Follow her work on Instagram @kviiimiller

Photographed by Samuel Supimpa
How to Become an Artist in 100 Days: Kate Miller
She Makes Bedcoverings
Kate Miller

She Makes Bedcoverings is four large-scale quilts made from her family’s discarded clothing, entirely by hand.  From using mass-produced children’s clothing to her own wedding dress, and employing different hand-quilting techniques, the quilts challenge the way that material resources, industrialized fashion, and craft knowledge are valued.  Her study of Amish quiltmaking and connoisseurship aims to reconcile the false dichotomy of art and craft, recovering a theological vision of the arts rooted in gratuity, vocation, and wisdom.

Follow her work on Instagram @kviiimiller

Photographed by Samuel Supimpa
How to Become an Artist in 100 Days: Kate Miller
She Makes Bedcoverings
Kate Miller

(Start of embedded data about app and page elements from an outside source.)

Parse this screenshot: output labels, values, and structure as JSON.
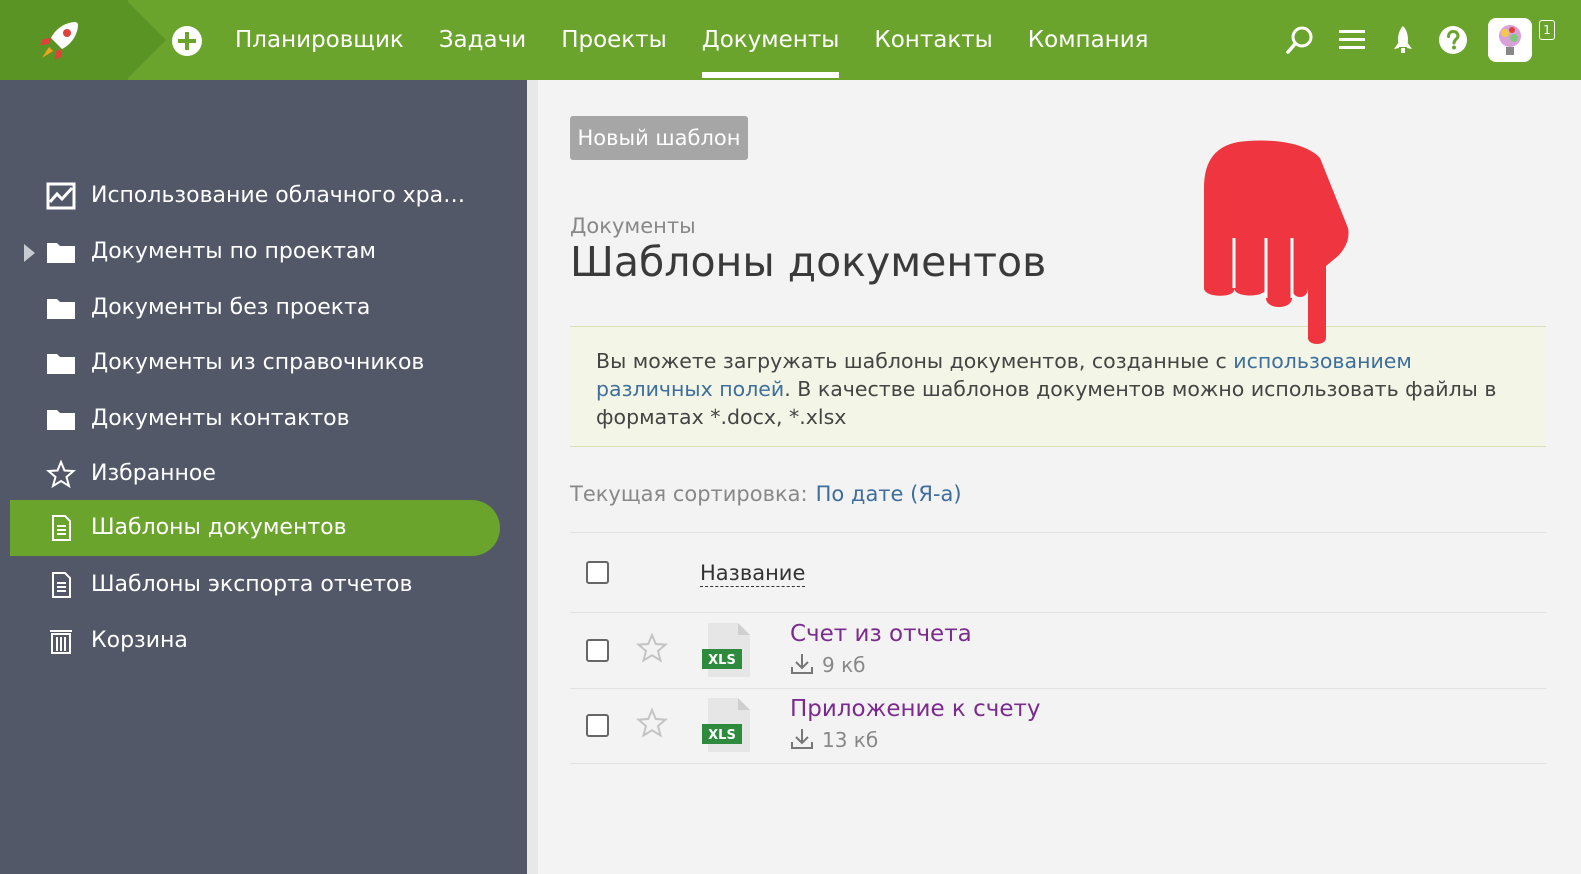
{
  "topbar": {
    "nav": [
      "Планировщик",
      "Задачи",
      "Проекты",
      "Документы",
      "Контакты",
      "Компания"
    ],
    "active_nav": "Документы",
    "icons": [
      "search-icon",
      "menu-icon",
      "rocket-icon",
      "help-icon"
    ],
    "notification_count": "1",
    "accent_color": "#6aa42c"
  },
  "sidebar": {
    "items": [
      {
        "label": "Использование облачного хра…",
        "icon": "chart-icon"
      },
      {
        "label": "Документы по проектам",
        "icon": "folder-icon"
      },
      {
        "label": "Документы без проекта",
        "icon": "folder-icon"
      },
      {
        "label": "Документы из справочников",
        "icon": "folder-icon"
      },
      {
        "label": "Документы контактов",
        "icon": "folder-icon"
      },
      {
        "label": "Избранное",
        "icon": "star-icon"
      },
      {
        "label": "Шаблоны документов",
        "icon": "document-icon",
        "active": true
      },
      {
        "label": "Шаблоны экспорта отчетов",
        "icon": "document-icon"
      },
      {
        "label": "Корзина",
        "icon": "trash-icon"
      }
    ]
  },
  "main": {
    "new_template_button": "Новый шаблон",
    "breadcrumb": "Документы",
    "title": "Шаблоны документов",
    "info": {
      "text_before": "Вы можете загружать шаблоны документов, созданные с ",
      "link_line1": "использованием",
      "link_line2": "различных полей",
      "text_line2_after": ". В качестве шаблонов документов можно использовать файлы в",
      "text_line3": "форматах *.docx, *.xlsx"
    },
    "sort_label": "Текущая сортировка:",
    "sort_value": "По дате (Я-а)",
    "table": {
      "column_name": "Название",
      "rows": [
        {
          "name": "Счет из отчета",
          "size": "9 кб",
          "type": "XLS"
        },
        {
          "name": "Приложение к счету",
          "size": "13 кб",
          "type": "XLS"
        }
      ]
    }
  }
}
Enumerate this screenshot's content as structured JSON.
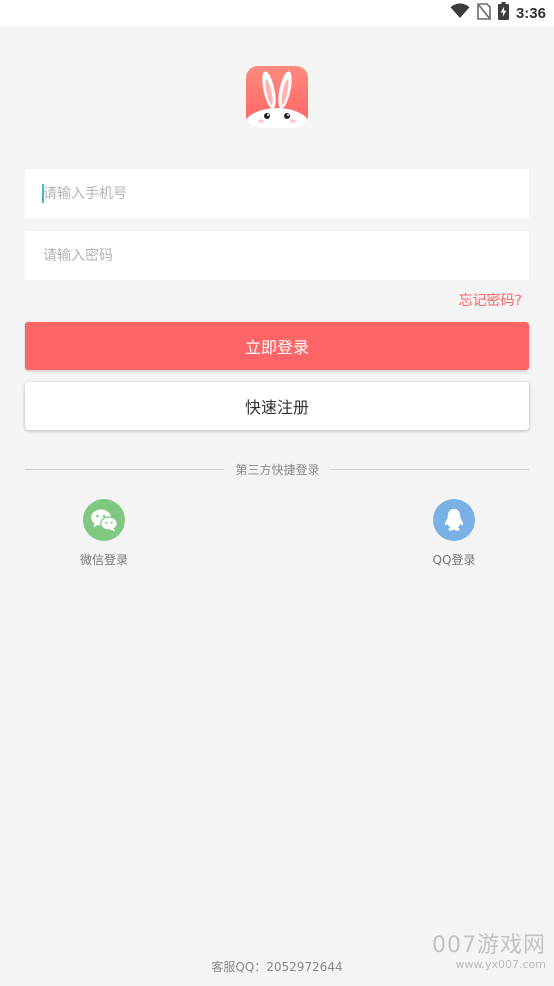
{
  "status_bar": {
    "time": "3:36",
    "icons": [
      "wifi-icon",
      "no-sim-icon",
      "battery-charging-icon"
    ]
  },
  "login_form": {
    "phone_placeholder": "请输入手机号",
    "phone_value": "",
    "password_placeholder": "请输入密码",
    "password_value": "",
    "forgot_password": "忘记密码?"
  },
  "buttons": {
    "login": "立即登录",
    "register": "快速注册"
  },
  "third_party": {
    "title": "第三方快捷登录",
    "wechat_label": "微信登录",
    "qq_label": "QQ登录"
  },
  "footer": {
    "customer_service": "客服QQ：2052972644"
  },
  "watermark": {
    "brand": "007游戏网",
    "url": "www.yx007.com"
  },
  "colors": {
    "accent": "#ff6567",
    "background": "#f4f4f4",
    "wechat": "#7fc882",
    "qq": "#79b0e5"
  }
}
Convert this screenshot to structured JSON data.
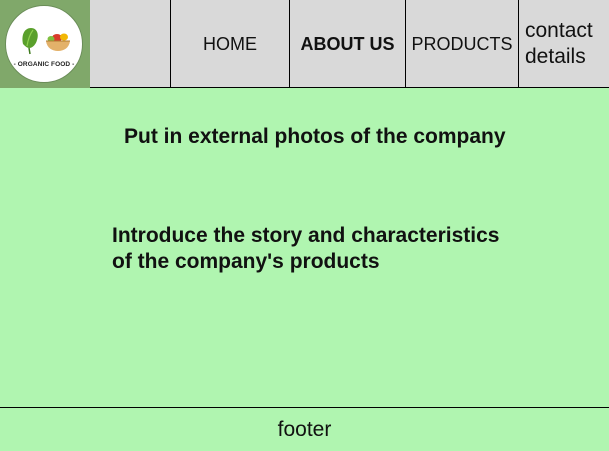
{
  "logo": {
    "text": "- ORGANIC FOOD -"
  },
  "nav": {
    "blank_label": "",
    "home_label": "HOME",
    "about_label": "ABOUT US",
    "products_label": "PRODUCTS",
    "contact_line1": "contact",
    "contact_line2": "details"
  },
  "main": {
    "photos_text": "Put in external photos of the company",
    "story_line1": "Introduce the story and characteristics",
    "story_line2": "of the company's products"
  },
  "footer": {
    "label": "footer"
  },
  "colors": {
    "page_background": "#b0f5b0",
    "header_background": "#d9d9d9",
    "logo_background": "#80a86a"
  }
}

She Makes Bedcoverings is four large-scale quilts made from her family’s discarded clothing, entirely by hand.  From using mass-produced children’s clothing to her own wedding dress, and employing different hand-quilting techniques, the quilts challenge the way that material resources, industrialized fashion, and craft knowledge are valued.  Her study of Amish quiltmaking and connoisseurship aims to reconcile the false dichotomy of art and craft, recovering a theological vision of the arts rooted in gratuity, vocation, and wisdom.

Follow her work on Instagram @kviiimiller

Photographed by Samuel Supimpa